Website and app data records

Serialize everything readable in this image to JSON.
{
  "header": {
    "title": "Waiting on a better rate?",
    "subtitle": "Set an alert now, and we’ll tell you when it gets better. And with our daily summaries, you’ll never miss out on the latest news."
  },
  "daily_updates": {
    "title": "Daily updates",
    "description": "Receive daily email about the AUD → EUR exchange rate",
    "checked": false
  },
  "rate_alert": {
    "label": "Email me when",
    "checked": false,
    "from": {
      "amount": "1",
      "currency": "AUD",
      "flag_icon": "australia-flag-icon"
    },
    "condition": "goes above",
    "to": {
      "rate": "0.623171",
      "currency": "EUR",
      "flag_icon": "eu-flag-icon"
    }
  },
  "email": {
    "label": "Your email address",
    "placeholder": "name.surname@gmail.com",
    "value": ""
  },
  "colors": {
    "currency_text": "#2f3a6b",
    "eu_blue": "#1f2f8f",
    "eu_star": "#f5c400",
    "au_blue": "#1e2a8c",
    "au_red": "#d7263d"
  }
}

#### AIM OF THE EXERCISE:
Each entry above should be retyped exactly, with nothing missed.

#### ANSWER TO THE PROBLEM:
Serialize everything readable in this image to JSON.
{
  "header": {
    "title": "Waiting on a better rate?",
    "subtitle": "Set an alert now, and we’ll tell you when it gets better. And with our daily summaries, you’ll never miss out on the latest news."
  },
  "daily_updates": {
    "title": "Daily updates",
    "description": "Receive daily email about the AUD → EUR exchange rate",
    "checked": false
  },
  "rate_alert": {
    "label": "Email me when",
    "checked": false,
    "from": {
      "amount": "1",
      "currency": "AUD",
      "flag_icon": "australia-flag-icon"
    },
    "condition": "goes above",
    "to": {
      "rate": "0.623171",
      "currency": "EUR",
      "flag_icon": "eu-flag-icon"
    }
  },
  "email": {
    "label": "Your email address",
    "placeholder": "name.surname@gmail.com",
    "value": ""
  },
  "colors": {
    "currency_text": "#2f3a6b",
    "eu_blue": "#1f2f8f",
    "eu_star": "#f5c400",
    "au_blue": "#1e2a8c",
    "au_red": "#d7263d"
  }
}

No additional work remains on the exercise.